The Pasquotank Indians, also known as the Paspatank, were last identified in the early eighteenth century on the Pasquotank River north of Albemarle Sound. They were probably part of the Weapemeoc group. An Algonquian-speaking people, the Pasquotank farmed, hunted, fished, and lived in villages often surrounded by palisades made of logs. They were not mentioned in the documents of the Roanoke Colony, but in the early eighteenth century Englishman John Lawson described them as a tiny tribe numbering 10 warriors, suggesting a total population of less than 50.
Christian F. Feest, "North Carolina Algonquians," in Bruce Trigger, ed., Handbook of North American Indians, vol. 15 (1978).
Maurice A. Mook, "Algonkian Ethnohistory of the Carolina Sound," Journal of the Washington Academy of Sciences 34 (15 June, 15 July 1944).
"Indians Cooking Fish." From the John White drawings in Ashe's History of North Carolina. Courtesy of UNC's Documenting the American South.
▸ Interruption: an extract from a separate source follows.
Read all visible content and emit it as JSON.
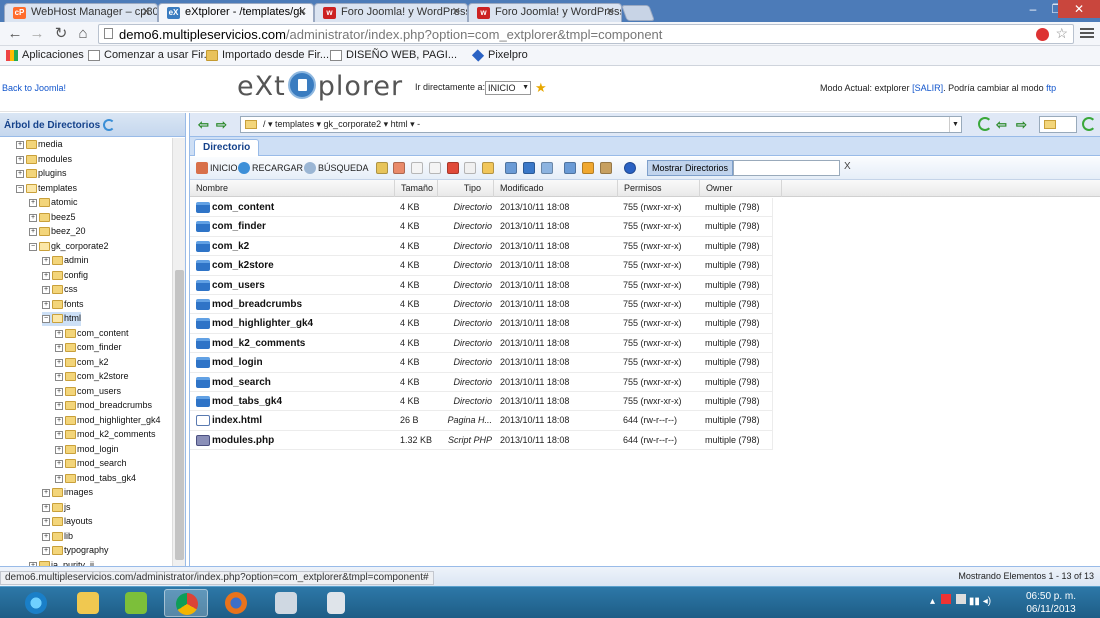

Available from http://docsouth.unc.edu/nc/mcpherson/mcpherson.html#p76a (accessed May 23, 2012).
1 January 2006 | Green, Michael D.